From the entries below, copy each line in which the word "class" occurs.

Stored records:
________
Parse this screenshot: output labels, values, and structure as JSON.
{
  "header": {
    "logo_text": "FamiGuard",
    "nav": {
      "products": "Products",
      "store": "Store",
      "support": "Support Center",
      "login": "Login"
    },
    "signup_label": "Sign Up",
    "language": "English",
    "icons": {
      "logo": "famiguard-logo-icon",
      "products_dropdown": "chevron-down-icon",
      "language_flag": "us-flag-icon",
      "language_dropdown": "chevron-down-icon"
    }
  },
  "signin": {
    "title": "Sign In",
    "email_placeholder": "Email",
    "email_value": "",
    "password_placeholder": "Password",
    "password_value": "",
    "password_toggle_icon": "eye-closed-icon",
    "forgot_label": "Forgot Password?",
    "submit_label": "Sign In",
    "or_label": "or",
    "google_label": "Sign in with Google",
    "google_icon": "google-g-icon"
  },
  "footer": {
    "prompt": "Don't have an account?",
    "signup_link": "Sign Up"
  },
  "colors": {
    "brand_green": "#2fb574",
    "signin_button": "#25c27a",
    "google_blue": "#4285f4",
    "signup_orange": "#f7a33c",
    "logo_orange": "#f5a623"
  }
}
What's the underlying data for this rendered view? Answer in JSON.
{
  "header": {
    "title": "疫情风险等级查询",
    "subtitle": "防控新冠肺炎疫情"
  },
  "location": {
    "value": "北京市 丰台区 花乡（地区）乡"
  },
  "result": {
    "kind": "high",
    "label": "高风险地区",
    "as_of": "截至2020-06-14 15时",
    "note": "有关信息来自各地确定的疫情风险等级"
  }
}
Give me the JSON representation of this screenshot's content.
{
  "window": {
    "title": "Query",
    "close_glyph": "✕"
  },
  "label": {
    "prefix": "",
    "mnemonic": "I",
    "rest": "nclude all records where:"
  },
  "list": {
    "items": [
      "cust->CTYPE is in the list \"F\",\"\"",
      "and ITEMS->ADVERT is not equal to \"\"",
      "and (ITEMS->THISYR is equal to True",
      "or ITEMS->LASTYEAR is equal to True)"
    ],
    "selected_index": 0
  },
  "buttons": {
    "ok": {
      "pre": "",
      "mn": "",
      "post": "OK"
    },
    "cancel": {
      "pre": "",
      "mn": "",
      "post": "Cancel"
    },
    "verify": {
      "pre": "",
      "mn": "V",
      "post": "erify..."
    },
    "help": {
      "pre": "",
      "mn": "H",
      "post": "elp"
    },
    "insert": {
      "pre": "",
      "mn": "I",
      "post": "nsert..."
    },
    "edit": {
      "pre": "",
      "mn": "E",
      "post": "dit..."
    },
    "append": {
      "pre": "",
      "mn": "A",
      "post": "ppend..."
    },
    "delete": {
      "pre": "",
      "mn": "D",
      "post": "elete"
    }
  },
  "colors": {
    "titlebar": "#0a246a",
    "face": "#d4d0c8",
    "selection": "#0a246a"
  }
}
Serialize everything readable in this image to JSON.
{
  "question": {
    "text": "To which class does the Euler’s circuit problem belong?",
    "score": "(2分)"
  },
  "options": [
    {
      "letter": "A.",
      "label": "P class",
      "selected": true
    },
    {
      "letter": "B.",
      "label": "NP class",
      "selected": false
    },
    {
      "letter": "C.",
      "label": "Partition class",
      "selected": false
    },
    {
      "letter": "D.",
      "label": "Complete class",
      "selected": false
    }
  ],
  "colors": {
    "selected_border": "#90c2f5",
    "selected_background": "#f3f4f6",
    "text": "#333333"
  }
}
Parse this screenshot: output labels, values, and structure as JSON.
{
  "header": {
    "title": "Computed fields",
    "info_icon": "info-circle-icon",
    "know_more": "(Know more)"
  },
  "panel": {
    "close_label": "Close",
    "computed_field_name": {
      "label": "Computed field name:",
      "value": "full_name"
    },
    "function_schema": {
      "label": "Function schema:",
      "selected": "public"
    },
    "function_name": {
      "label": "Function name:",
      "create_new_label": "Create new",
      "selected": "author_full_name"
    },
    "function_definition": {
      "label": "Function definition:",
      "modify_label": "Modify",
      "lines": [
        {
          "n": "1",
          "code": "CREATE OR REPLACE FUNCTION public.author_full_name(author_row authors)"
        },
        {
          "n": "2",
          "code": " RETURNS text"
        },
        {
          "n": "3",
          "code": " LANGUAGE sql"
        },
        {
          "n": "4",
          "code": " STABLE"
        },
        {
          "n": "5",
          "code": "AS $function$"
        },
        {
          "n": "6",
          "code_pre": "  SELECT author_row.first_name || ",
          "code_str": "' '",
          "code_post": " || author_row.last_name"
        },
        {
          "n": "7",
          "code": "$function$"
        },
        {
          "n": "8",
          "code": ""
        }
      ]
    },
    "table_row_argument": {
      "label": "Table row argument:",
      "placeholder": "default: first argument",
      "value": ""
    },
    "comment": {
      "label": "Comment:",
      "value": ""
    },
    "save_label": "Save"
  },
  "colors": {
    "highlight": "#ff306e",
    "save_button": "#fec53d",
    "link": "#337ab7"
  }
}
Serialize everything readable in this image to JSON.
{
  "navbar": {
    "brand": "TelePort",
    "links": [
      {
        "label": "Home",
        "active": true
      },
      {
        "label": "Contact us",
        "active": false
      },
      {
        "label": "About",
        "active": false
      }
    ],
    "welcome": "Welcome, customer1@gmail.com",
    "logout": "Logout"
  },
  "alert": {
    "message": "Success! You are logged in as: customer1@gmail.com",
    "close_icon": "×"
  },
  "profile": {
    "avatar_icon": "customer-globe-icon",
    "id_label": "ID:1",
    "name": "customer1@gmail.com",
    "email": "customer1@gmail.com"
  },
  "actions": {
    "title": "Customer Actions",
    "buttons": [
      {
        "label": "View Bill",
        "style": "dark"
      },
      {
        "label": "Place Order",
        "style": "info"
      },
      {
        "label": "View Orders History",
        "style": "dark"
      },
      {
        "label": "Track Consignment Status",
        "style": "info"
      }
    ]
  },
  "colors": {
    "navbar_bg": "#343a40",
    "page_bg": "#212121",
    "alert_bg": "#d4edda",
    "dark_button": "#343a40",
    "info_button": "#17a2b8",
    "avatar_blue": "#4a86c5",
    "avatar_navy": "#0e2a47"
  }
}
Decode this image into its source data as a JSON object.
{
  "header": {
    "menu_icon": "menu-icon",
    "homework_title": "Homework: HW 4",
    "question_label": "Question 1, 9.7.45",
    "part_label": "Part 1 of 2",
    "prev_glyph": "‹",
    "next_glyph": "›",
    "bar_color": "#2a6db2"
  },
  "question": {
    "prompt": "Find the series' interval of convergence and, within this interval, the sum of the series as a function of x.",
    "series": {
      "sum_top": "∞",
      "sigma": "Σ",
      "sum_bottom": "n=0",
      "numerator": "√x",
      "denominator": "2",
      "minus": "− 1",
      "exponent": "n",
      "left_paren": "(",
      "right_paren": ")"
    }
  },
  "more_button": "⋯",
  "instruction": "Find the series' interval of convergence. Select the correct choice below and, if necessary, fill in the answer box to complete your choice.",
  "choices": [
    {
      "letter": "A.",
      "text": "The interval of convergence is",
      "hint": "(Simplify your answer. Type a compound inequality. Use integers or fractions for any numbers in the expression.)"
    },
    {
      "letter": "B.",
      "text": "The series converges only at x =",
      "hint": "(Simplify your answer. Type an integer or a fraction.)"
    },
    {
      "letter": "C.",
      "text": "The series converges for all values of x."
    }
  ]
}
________
**Answer to the exercise:**
    "text": "To which class does the Euler’s circuit problem belong?",
      "label": "P class",
      "label": "NP class",
      "label": "Partition class",
      "label": "Complete class",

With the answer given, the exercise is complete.